A company is set to be formed to take forward the development of Liverpool’s Gay Quarter.
The city council’s cabinet is being asked to endorse a proposal that a community interest company be established for the Stanley Street Quarter.
Since 2011 the quarter has been recognised as a distinctive part of the city centre with a considerable economic potential. A steering group, supported by the council, was set up to deliver a programme establishing Stanley Street as the city’s Gay Quarter and a distinctive destination locally, nationally and internationally.
A community interest company will give stakeholders in the area a greater involvement in the quarter’s future direction and enable more opportunities and flexibility to generate income from grant funding and other sources that would not be possible as part of the council.
“The Stanley Street Quarter has been a success story,” said Councillor Nick Small, cabinet member for employment, enterprise and skills. “It is a vibrant area which not only has a great night time economy but also has a number of highly successful independent traders.
“But the vision for the Quarter needs to be driven forward and it should be the local stakeholders who are directly involved in their area who need to be at the forefront of that vision.
“Community interest companies are operating successfully in other areas such as Ropewalks and the Baltic Triangle and this is the best way forward for Stanley Street.”
The proposal will be considered by the cabinet on 6 December.
If endorsed, it is anticipated that the community interest company will be registered in time for the new year. The council will continue to support the CIC after its founding to help ensure the initiative’s success.
Andi Herring, the Project Officer for the Stanley Street Quarter, said: “Being able to stand on our own two feet as one of the city’s CICs is a natural next step for the area. The support and investment since the original recognition, as well as the huge potential for funding opportunities, means that the Quarter is in an ideal place to be transformed into a destination that the city and the LGBT community deserves.
“The community is certainly behind it and we have made sure that is built into how the CIC will work. Members of the community, local stakeholders and residents all have spaces reserved on the board as well as an open and transparent communications strategy.
“We don’t want to create a space and expect people to come, we want the community to shape the space and make it one that everyone can enjoy.”
The Liverpool City Region is home to over 94,000 LGBT people, the same figure as San Francisco – one of the world’s best known LGBT destinations, in addition to the thousands who travel to the city every day for work or as tourists.

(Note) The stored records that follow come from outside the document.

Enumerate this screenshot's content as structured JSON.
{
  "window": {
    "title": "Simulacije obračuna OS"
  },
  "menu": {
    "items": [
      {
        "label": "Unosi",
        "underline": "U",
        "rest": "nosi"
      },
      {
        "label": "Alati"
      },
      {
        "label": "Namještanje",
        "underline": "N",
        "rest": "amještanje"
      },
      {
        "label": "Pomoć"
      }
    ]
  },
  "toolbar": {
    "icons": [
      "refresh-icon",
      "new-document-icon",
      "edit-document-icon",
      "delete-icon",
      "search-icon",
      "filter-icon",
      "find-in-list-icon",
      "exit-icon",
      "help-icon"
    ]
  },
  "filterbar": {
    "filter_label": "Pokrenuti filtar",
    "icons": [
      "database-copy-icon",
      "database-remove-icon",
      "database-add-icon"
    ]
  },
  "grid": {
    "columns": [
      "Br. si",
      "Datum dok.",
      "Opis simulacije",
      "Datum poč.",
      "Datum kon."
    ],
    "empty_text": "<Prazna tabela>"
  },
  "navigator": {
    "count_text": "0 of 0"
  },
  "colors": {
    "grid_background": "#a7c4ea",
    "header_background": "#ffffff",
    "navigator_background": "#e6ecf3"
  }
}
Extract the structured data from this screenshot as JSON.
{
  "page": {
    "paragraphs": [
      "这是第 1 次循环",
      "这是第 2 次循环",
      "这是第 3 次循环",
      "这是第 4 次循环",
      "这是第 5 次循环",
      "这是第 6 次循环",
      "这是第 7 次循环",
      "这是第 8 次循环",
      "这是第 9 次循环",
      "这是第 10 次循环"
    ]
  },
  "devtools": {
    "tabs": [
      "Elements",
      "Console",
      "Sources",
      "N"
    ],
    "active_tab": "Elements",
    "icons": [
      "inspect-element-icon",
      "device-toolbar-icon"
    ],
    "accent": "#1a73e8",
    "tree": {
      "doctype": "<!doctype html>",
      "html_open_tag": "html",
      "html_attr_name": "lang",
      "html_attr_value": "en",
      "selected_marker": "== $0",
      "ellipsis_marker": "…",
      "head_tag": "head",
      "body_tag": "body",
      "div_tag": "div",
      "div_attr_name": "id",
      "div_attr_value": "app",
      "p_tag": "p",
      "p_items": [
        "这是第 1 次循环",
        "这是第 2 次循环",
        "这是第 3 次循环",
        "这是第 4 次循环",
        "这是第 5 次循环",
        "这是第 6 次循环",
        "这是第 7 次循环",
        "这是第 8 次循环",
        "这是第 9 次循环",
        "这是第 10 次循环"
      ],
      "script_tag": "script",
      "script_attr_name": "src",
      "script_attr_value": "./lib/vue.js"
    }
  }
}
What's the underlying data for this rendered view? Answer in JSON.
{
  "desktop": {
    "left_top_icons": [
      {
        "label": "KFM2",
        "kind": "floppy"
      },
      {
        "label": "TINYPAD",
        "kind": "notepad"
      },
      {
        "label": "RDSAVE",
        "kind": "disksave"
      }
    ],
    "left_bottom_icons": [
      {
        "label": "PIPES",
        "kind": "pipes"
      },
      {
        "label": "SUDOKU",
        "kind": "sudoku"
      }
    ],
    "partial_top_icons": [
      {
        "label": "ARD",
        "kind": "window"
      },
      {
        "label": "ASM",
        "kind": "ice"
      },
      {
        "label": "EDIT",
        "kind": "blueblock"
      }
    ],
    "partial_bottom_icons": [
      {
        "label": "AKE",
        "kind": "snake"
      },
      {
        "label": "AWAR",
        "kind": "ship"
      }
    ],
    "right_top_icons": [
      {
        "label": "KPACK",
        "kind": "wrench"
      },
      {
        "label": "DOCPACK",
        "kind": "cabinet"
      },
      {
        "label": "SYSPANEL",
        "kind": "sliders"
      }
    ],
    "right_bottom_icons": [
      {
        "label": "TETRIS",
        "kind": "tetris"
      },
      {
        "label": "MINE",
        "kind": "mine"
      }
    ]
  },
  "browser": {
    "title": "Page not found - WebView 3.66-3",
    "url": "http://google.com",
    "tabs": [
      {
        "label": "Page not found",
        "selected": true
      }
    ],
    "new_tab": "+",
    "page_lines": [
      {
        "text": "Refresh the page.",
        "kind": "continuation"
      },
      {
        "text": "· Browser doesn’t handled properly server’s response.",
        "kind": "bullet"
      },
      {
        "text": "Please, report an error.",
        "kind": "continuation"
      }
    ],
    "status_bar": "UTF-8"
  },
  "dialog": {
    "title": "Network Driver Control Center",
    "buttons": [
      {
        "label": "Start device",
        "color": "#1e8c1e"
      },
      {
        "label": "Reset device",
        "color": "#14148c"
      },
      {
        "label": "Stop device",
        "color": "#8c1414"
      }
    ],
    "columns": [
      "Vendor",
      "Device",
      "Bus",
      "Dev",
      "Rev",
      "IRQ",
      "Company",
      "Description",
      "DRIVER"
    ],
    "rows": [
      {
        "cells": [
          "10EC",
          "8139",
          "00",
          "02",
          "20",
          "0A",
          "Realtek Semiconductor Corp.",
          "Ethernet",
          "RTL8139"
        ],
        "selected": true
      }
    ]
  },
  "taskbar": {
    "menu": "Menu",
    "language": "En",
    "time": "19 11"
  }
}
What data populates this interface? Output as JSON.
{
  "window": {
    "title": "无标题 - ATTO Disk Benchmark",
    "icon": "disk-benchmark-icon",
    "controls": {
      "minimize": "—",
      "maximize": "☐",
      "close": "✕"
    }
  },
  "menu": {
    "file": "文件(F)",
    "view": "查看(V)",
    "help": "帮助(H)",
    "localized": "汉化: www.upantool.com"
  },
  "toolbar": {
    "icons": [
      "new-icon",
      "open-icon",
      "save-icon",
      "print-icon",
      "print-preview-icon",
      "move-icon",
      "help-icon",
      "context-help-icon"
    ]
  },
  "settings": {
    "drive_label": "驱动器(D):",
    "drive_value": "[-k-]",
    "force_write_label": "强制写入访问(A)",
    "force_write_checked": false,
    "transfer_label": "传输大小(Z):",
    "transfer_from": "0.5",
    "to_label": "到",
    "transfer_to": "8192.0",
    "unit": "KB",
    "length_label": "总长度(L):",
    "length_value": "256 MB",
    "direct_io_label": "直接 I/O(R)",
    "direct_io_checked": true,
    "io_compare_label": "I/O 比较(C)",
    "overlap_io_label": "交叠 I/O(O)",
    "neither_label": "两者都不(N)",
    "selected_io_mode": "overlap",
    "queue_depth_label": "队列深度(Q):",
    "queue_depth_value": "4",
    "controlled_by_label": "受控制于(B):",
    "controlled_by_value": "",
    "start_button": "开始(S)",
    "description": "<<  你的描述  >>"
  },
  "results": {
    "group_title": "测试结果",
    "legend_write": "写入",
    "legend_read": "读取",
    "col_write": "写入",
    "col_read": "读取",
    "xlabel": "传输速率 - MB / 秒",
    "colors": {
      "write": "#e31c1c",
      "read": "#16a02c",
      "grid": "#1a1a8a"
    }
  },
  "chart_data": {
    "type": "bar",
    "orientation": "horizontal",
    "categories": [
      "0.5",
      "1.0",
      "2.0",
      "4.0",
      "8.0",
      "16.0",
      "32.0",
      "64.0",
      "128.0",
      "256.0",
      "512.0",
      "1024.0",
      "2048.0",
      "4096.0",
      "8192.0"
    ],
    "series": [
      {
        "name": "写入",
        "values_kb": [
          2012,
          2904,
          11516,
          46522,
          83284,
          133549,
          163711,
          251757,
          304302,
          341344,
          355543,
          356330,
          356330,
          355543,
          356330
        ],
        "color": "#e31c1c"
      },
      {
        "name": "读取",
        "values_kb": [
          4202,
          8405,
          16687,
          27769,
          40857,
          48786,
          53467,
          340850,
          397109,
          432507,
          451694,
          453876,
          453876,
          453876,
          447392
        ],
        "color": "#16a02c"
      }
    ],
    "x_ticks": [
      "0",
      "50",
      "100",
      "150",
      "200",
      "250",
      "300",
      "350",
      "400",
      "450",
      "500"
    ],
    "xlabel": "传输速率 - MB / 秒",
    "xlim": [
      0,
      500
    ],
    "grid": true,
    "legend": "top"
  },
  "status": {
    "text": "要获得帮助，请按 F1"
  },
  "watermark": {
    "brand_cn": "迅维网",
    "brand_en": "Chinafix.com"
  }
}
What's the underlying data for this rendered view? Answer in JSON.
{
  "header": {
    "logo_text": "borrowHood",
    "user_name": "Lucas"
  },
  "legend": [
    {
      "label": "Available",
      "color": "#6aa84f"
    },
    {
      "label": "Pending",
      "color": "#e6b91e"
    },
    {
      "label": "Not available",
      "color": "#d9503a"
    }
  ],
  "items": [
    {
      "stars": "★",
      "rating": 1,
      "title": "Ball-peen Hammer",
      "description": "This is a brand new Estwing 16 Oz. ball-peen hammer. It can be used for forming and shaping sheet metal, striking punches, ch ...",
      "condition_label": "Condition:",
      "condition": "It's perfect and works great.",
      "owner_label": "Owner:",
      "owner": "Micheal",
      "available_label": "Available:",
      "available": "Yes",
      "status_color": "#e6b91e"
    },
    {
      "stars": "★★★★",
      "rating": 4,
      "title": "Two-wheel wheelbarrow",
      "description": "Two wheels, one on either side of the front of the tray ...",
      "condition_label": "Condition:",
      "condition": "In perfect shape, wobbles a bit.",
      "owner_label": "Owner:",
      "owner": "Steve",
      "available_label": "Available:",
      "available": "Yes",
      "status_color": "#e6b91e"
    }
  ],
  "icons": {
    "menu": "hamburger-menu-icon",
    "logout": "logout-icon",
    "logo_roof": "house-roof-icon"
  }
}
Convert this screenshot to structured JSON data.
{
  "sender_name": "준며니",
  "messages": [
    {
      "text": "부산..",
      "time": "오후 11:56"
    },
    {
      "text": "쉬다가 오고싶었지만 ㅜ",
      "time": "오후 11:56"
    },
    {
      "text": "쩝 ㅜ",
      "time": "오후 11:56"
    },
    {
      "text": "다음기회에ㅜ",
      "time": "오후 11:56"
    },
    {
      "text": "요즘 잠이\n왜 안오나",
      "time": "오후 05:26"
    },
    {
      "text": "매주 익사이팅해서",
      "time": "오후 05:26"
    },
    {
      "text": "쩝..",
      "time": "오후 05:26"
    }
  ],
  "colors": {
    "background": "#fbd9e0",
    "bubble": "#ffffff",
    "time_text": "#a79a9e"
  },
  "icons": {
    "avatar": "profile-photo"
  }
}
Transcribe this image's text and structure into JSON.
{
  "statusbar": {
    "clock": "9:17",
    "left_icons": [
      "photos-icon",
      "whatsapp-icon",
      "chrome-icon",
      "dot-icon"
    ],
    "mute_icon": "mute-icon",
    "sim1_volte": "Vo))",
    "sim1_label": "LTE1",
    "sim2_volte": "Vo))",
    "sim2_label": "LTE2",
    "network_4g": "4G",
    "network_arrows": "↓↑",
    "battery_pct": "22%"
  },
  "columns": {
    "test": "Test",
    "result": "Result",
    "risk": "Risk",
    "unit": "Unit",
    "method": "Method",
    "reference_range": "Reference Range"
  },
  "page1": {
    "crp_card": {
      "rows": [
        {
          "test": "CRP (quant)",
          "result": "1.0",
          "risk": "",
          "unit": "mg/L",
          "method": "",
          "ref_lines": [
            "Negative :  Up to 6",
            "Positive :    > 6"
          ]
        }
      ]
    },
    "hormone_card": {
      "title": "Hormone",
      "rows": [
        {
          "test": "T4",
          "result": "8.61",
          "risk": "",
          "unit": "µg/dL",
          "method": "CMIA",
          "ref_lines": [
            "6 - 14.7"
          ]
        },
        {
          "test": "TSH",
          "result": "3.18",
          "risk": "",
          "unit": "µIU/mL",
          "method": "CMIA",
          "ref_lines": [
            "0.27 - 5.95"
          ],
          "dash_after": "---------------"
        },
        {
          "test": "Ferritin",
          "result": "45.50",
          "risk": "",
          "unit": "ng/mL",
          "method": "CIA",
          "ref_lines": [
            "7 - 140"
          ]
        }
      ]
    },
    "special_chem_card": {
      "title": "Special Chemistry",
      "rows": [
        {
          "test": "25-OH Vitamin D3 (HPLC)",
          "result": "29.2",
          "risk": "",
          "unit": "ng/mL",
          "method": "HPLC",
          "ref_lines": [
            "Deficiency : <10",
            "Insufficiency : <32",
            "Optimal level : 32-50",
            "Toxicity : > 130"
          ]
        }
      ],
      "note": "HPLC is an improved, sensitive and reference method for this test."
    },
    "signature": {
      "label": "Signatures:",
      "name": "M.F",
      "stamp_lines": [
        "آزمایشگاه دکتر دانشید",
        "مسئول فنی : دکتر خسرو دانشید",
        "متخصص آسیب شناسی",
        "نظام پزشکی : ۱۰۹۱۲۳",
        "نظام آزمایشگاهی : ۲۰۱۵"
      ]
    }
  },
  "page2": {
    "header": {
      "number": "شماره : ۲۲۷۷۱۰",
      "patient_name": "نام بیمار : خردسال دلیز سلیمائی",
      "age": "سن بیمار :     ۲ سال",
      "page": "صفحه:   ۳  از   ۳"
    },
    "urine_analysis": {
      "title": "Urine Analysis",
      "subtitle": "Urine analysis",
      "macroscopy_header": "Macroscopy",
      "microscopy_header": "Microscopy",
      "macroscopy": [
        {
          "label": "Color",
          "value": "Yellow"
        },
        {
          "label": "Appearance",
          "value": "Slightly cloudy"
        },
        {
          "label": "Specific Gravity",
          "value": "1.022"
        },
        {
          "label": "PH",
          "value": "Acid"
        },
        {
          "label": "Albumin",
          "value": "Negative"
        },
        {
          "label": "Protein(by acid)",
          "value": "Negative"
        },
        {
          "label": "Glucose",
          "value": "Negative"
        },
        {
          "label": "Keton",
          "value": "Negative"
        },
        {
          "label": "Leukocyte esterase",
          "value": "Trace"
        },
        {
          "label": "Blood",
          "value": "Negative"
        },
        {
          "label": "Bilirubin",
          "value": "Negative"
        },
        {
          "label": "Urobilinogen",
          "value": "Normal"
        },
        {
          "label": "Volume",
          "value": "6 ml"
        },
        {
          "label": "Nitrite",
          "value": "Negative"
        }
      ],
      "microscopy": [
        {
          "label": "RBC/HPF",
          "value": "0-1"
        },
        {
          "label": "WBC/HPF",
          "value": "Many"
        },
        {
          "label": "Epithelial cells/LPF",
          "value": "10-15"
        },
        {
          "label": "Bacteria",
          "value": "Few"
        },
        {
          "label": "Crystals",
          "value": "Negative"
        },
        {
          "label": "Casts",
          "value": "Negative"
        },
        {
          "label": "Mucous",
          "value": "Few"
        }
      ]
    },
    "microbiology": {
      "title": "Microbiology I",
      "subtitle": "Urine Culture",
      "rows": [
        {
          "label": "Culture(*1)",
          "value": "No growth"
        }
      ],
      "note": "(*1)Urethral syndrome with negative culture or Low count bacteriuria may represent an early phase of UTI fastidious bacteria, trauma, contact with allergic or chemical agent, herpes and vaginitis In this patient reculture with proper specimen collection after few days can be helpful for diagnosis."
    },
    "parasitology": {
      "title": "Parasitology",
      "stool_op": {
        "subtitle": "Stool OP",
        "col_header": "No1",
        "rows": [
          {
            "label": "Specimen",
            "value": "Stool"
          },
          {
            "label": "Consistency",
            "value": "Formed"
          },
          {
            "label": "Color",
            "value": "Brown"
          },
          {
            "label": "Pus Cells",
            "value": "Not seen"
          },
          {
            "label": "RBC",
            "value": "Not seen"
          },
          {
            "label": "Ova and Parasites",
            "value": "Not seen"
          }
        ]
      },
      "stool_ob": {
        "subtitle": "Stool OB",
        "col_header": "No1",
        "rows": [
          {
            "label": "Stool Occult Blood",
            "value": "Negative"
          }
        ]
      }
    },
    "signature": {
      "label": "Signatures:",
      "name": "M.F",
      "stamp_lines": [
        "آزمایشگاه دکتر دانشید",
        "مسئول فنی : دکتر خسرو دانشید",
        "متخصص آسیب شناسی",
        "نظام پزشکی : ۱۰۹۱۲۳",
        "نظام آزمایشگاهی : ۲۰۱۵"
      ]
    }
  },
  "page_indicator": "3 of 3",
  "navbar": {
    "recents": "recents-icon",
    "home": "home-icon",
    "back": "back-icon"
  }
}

The new CIC intends to launch its website and a huge public consultation for the New Year which will let members of the community shape the area’s direction and get more involved.
Pictured above: The unveiling of the new signs at Stanley Street.